After a series of complaints about its work, the charity Eilean Eisdeal has been told by the Office of the Scottish Charity Regulator to set out policies to address conflicts of interest and to make sure it is "perceived as community-led".
The charity organises community development projects on Easdale Island in the Inner Hebrides, which has a permanent population of about 70 people and covers an area of less than 10 hectares.
Eilean Eisdeal carries out regeneration work on the island and renovates community buildings. It is working on the regeneration and repair of the local harbour.
The OSCR opened an inquiry into the charity after receiving a series of complaints about it in November 2009. Its report on the inquiry, published this week, concludes there was "no evidence of serious misconduct" at the charity, but recommends a series of improvements to its governance.
At a meeting in September 2009, says the report, the charity set out new proposals for visitor accommodation that said kitchen facilities should not be included so as to encourage the established bar on the island to be used as the main eating facility.
It says a charity trustee who would benefit privately from this did not declare it as a conflict of interest until February 2010.
Keren Cafferty, chair of the charity, told Third Sector she was the trustee that owned the island's bar and restaurant. "I have apologised for not declaring my conflict of interest at an earlier stage, but the fact is that I declared it as soon as it was time to make a decision on the plans," she said. "Before that, there was only informal chat about the visitor accommodation."
The report says complainants alleged that, by ignoring opposition to the charity’s proposals, Eilean Eisdeal was not acting in the interests of the island community. But the OSCR says the charity provided evidence that it had consulted the local community about proposals to build visitor accommodation, social housing and business premises and that it had revised its plans as a result.
Cafferty said: "We carry out enough community consultations to sink a battleship. The last time we worked on a new development we sent questionnaires to every house on the island asking for their views, and we listened to the responses.
"Of course there is some opposition to development, but this is outweighed by those in favour of it," she said. "That is how democracy works."
Cafferty said she thought the complaints were from a small number of "serial complainers" who objected to a community plan set out by the charity. She said the community plan included proposals to build new social housing and small business units, but there was opposition to this from people who did not want any new development to take place on the island.

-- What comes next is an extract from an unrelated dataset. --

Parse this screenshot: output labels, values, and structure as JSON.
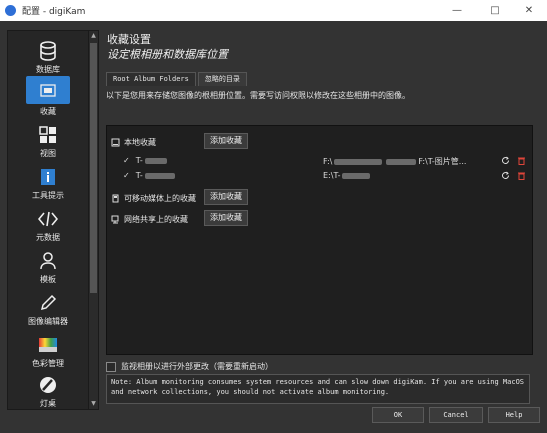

The OSCR report says trustees should implement a code of conduct and a register of interests and ensure these are applied consistently.
It also says trustees should "take all reasonable steps to ensure that the charity is perceived as community-led within the community" and "ensure appropriate policies are in place to address disputes and external complaints".
It says: "While we appreciate that in a small community individuals are likely to have overlapping roles and conflicts may perhaps be more likely to arise, trustees should be alert to the damage to public confidence that a conflict of interest may cause."
The report says this is the second time the regulator has opened an inquiry into the charity. It says the first took place in 2005 and "some of the matters reported to OSCR at that time are also features of this inquiry". After the 2005 inquiry, the OSCR provided compliance advice and received assurances from the charity, the report says.